=== Raw data ===
------------------------------------

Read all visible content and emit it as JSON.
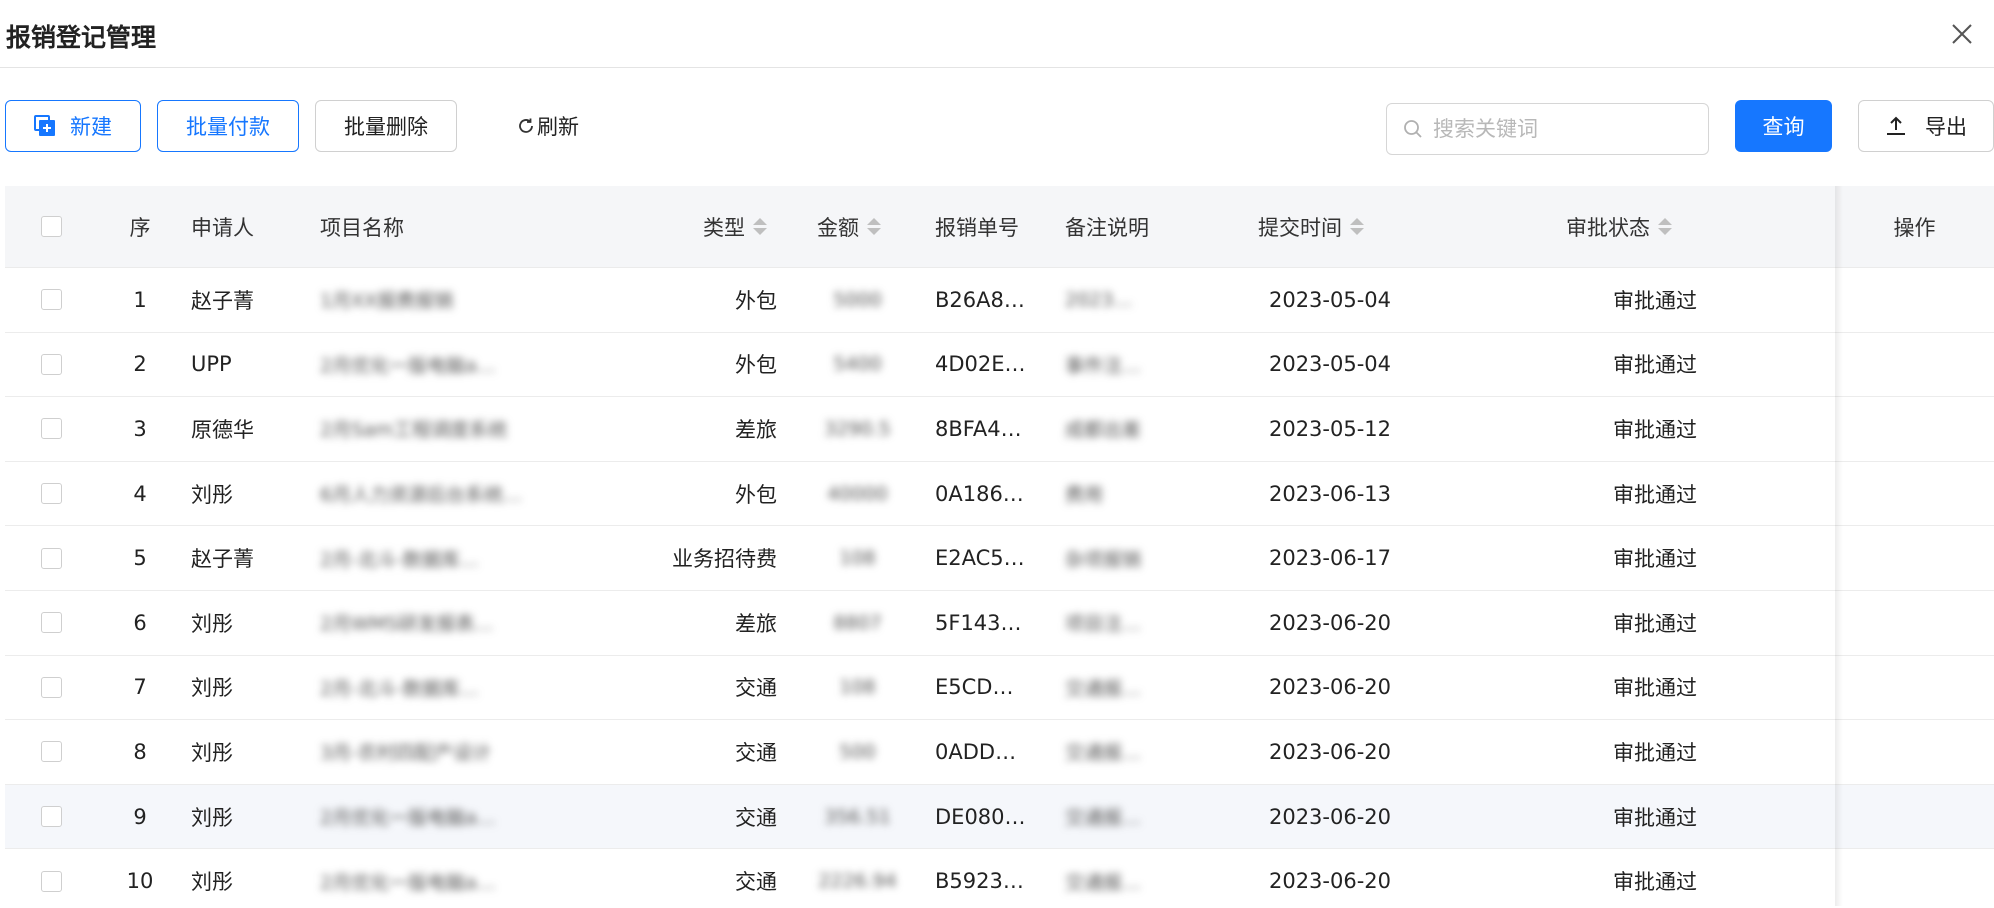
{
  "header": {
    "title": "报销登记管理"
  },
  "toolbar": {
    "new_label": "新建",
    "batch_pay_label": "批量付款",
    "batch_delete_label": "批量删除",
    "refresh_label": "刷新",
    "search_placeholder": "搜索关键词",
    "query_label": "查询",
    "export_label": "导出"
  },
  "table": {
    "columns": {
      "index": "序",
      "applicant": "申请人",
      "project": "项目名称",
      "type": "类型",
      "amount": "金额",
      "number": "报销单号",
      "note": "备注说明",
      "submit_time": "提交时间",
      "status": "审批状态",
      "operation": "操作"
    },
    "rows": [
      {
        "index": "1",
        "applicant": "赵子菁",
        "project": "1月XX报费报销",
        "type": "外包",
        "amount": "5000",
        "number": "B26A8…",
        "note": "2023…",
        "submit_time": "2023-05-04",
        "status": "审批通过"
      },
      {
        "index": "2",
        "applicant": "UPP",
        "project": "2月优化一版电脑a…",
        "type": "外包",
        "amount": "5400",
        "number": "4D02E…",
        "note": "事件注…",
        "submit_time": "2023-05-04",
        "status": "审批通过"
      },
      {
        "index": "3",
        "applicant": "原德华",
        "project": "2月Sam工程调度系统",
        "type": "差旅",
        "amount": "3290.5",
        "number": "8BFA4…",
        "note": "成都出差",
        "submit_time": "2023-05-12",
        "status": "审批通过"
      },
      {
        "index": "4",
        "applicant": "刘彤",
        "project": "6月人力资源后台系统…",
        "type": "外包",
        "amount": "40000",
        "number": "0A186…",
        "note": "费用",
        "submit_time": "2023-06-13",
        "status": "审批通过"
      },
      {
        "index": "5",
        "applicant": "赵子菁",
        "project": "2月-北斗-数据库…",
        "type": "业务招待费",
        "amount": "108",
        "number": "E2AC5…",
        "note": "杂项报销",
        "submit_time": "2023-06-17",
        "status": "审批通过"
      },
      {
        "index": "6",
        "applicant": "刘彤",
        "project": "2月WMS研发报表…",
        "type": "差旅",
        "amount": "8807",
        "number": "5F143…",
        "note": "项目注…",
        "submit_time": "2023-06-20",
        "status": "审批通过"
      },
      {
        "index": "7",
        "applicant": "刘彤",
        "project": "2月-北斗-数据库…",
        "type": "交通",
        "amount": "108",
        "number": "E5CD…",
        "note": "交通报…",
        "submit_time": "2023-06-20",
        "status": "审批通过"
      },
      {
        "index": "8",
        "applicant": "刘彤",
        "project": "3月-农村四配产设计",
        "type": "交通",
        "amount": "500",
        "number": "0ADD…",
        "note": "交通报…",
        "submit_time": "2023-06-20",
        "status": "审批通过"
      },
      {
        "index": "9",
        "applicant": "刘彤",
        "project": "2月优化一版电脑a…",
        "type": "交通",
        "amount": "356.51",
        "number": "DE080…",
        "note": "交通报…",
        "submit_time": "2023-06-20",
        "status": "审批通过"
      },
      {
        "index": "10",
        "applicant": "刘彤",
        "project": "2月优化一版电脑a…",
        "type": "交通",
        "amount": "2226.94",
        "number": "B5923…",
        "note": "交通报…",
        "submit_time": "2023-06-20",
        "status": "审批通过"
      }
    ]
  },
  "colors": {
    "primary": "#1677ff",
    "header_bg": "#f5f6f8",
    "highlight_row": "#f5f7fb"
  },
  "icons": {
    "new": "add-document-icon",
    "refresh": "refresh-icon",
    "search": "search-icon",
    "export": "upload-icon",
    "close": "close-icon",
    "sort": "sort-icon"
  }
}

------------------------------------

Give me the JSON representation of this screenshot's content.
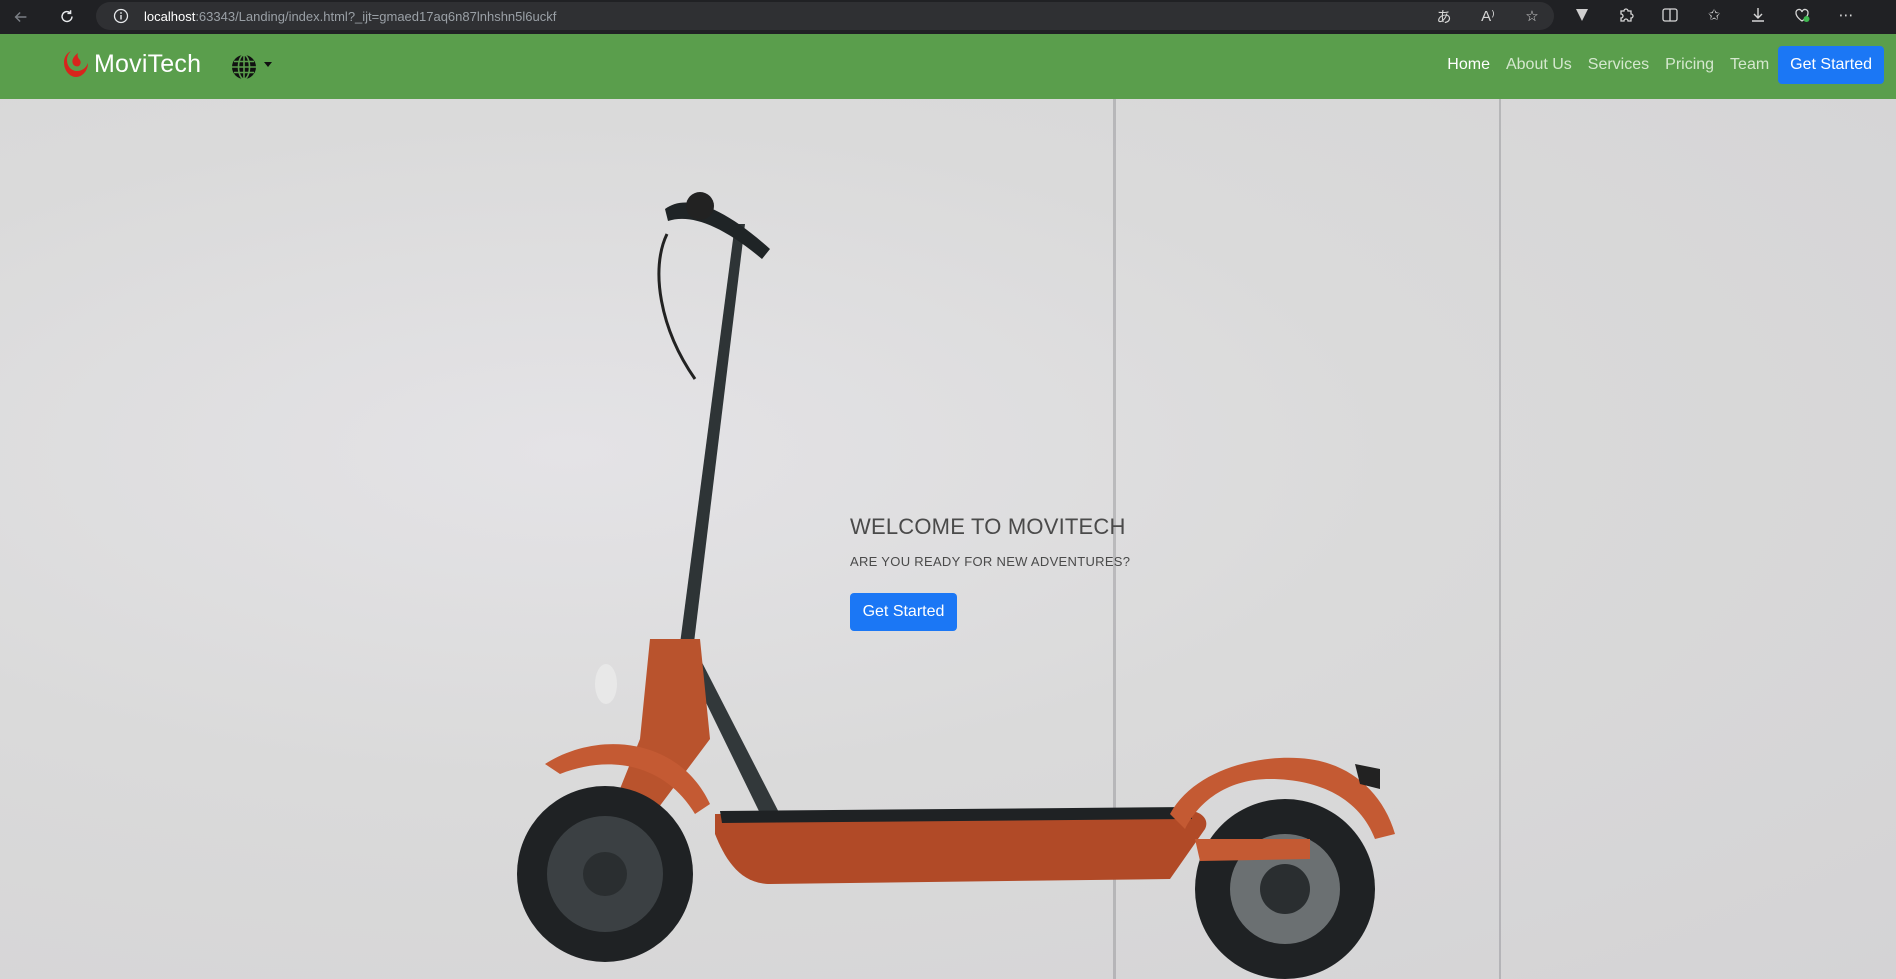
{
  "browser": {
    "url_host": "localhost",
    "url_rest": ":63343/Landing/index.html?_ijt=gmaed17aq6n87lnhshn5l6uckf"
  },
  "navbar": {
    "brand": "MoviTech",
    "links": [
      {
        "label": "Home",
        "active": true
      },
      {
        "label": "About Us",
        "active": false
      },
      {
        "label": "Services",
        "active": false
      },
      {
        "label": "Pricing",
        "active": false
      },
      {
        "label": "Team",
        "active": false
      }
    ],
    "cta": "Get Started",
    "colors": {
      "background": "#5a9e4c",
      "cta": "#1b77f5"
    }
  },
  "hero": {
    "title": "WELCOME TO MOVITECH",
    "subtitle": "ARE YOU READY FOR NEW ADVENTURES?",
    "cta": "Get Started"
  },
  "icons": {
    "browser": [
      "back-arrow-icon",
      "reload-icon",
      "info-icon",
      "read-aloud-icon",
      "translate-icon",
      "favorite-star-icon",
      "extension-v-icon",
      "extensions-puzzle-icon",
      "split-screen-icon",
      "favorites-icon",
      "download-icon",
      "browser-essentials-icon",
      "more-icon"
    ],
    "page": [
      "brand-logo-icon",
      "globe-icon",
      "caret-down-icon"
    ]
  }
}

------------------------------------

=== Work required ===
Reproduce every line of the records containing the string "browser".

=== Answer section ===
  "browser": {
    "browser": [
      "browser-essentials-icon",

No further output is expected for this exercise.